Some Philippine provinces declared a dengue fever outbreak due
rains and floods.
4 died in the municipality of San Rafael in the province of
Bulacan recorded 2,622 cases of Dengue which is twice as much
than last year.
The provinces of Abra and Pangasinan are also affected.
Here are five things you may not know about Dengue Fever.
- Dengue is the most important mosquito-borne viral disease of
humans and the most important tropical disease in Latin America
and Asia. It affects 70–500 million people per year and is
endemic in more than 120 countries across the world.
- Dengue is transmitted to humans by mosquitoes, principally by
Aedes aegypti or less frequently by Aedes albopictus or Aedes
polynesiensis. Mosquitoes bite infected humans and pick up
the virus. After a short incubation period (8–12 days) the
virus can be rapidly transmitted to other humans by
subsequent mosquito bites. The mosquito remains infective
for the rest of its life.
- The disease manifests as a sudden onset of severe headache,
chills, pain upon moving the eyes, and low backache. Painful
aching in the legs and joints (myalgias and arthralgias—severe
pain that gives it the nick-name break-bone fever or bonecrusher
disease) occurs during the first hours of illness.
- To prevent Dengue, Eliminated Mosquitoes by getting rid of
stagnant water containers around your residence or place of work,
this is where the mosquitoes breed, smoke the mosquitoes. Use
appropriate net to avoid mosquitoe bite if you stay close to
- Because dengue is caused by a virus, there is no specific
medicine or antibiotic to treat it, the only treatment is to
treat the symptoms.
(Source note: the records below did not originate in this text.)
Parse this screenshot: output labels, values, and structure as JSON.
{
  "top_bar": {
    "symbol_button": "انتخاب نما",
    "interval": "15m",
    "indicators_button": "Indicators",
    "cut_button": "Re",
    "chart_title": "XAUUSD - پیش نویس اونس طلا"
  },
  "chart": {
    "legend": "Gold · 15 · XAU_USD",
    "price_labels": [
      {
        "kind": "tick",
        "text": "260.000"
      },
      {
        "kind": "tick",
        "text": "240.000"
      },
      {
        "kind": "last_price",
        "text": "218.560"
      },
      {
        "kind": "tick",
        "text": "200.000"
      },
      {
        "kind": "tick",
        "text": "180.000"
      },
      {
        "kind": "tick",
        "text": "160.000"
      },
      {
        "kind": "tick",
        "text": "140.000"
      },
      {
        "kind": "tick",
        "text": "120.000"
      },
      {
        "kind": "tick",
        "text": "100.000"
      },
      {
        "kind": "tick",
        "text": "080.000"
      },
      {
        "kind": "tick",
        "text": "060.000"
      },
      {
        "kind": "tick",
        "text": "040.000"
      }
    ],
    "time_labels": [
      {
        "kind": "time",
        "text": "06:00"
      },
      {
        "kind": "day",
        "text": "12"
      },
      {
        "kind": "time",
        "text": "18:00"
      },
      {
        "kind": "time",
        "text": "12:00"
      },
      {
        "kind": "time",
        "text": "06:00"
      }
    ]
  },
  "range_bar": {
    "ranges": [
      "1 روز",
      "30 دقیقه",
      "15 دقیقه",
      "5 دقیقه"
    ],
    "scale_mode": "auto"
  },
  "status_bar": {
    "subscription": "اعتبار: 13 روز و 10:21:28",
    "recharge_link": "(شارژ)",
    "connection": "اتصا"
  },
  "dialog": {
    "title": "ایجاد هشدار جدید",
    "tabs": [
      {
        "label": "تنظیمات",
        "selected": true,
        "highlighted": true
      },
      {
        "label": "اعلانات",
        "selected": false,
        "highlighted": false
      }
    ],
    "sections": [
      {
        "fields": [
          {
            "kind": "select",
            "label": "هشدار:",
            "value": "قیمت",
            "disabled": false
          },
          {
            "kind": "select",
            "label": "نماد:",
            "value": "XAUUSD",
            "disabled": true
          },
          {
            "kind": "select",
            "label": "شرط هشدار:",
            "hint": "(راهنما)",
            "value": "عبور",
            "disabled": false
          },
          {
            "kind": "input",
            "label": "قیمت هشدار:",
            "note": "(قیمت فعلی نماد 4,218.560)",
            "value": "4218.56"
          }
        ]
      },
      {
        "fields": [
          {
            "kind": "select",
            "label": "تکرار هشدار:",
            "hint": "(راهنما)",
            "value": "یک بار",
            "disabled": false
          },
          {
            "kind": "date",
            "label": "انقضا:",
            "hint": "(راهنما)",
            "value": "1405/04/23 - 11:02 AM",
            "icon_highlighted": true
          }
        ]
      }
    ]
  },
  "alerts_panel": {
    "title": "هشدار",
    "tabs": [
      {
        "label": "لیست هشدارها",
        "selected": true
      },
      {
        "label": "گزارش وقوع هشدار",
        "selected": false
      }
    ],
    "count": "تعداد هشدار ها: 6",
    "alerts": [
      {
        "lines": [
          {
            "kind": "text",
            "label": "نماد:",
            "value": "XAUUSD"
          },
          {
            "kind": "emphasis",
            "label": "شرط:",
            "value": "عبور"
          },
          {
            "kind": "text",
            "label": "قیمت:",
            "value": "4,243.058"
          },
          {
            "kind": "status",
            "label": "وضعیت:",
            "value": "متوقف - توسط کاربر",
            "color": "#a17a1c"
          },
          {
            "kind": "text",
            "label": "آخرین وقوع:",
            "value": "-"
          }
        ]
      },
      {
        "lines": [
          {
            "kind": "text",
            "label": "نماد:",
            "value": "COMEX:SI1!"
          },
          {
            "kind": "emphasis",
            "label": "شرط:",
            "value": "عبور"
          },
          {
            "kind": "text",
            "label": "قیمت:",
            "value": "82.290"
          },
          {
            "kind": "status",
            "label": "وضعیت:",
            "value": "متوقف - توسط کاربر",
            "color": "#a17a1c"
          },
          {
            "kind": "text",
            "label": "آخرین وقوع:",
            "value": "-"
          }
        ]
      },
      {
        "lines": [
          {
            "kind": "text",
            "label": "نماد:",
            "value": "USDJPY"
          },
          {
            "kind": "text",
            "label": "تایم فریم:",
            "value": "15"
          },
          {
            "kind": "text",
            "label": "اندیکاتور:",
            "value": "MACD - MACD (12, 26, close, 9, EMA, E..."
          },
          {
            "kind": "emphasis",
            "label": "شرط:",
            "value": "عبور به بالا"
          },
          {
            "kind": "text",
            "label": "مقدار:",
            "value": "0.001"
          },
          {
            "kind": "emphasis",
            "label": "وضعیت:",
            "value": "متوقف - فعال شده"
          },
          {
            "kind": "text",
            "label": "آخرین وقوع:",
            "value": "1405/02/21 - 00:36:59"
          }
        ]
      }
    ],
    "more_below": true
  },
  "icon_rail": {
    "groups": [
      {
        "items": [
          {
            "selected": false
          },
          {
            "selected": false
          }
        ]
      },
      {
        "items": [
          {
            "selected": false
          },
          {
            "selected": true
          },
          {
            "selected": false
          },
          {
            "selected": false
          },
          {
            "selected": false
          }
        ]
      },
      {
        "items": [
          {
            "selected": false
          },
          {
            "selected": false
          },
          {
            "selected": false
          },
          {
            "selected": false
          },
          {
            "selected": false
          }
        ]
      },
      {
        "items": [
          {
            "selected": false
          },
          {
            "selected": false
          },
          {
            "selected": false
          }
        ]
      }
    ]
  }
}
For typical dengue, the treatment is purely
concerned with relief of the symptoms (symptomatic). Rest and
fluid intake for adequate hydration is important.